This lesson is about limits on proprietary freedom: to what extent can a private owner control future uses of property? In answering that question, we will revisit the justifications of private property, and continue to explore the intersection between property rights and other values, such as equality for instance.
This lesson covers materials from both chapters 5 and 7. Because the law in this area can be quite complex, youll need to be familiar with some jargon. So that first substantive class in the lesson will be dedicated to introducing the terms and concepts the underpin contingent transfers of and future interests in property. Read the cases and accompanying notes and questions on pages 359-389 to acquaint yourself with the fee simple and the life estate.
Materials at pages 527-539, which cover “strings” attached to transfers of property, build on these concepts. Again, theres a lot of jargon to learn here, and Ill my best to sort it out for you during our second class together as part of this lesson.

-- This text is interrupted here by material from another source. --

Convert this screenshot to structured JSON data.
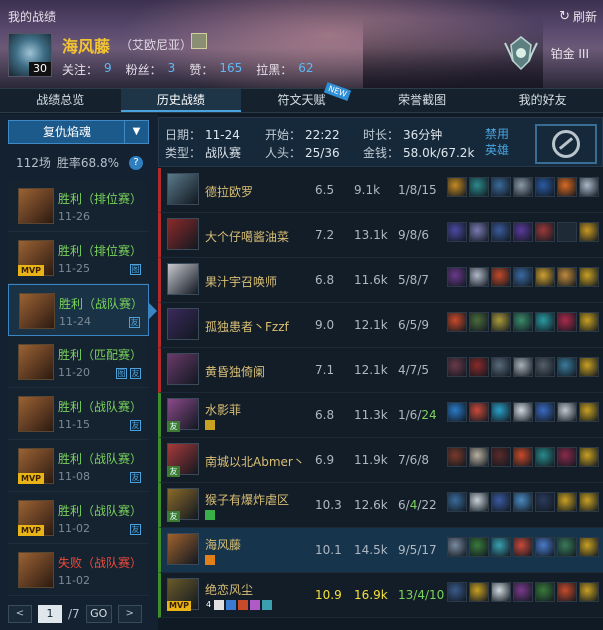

Pages 539-572 deal with limitations on private power — the heart of this lesson. Read the materials carefully, please, and come to the third class prepared for discussion and debate. Well focus on the Leondard Foundation Trust case, but also discuss Re Charles Millar, Deceased,  S.C.R. 1, the case at the heart of “The Stork Derby.” For movie buffs looking for more on this topic, check out Brewsters Millions, staring Richard Prior and John Candy. The plot goes like this: long-lost uncle leaves his nephew $30 million, with the promise to pay him $300 million if he can spend it all in a month but, heres the catch, without acquiring any assets.
The final class in this lesson will focus on the infamous rule against perpetuities, or what’s been called the R.A.P. trap. Read pages 582-592 and 601-608. [In lieu of studying this topic in class…] You could also check out the film ” Body Heat“. Believe it or not, the plot actually turns on the rule against perpetuities. At the end of our class on the rule against perpetuities, we’ll consider the Perpetuities Act in force in the Northwest Territories. This provides a perfect segue into our analysis of Aboriginal perspectives on property. Does this arcane legislation make sense to the vast majority of people who live in Canada’s north? We’ll consider that question next.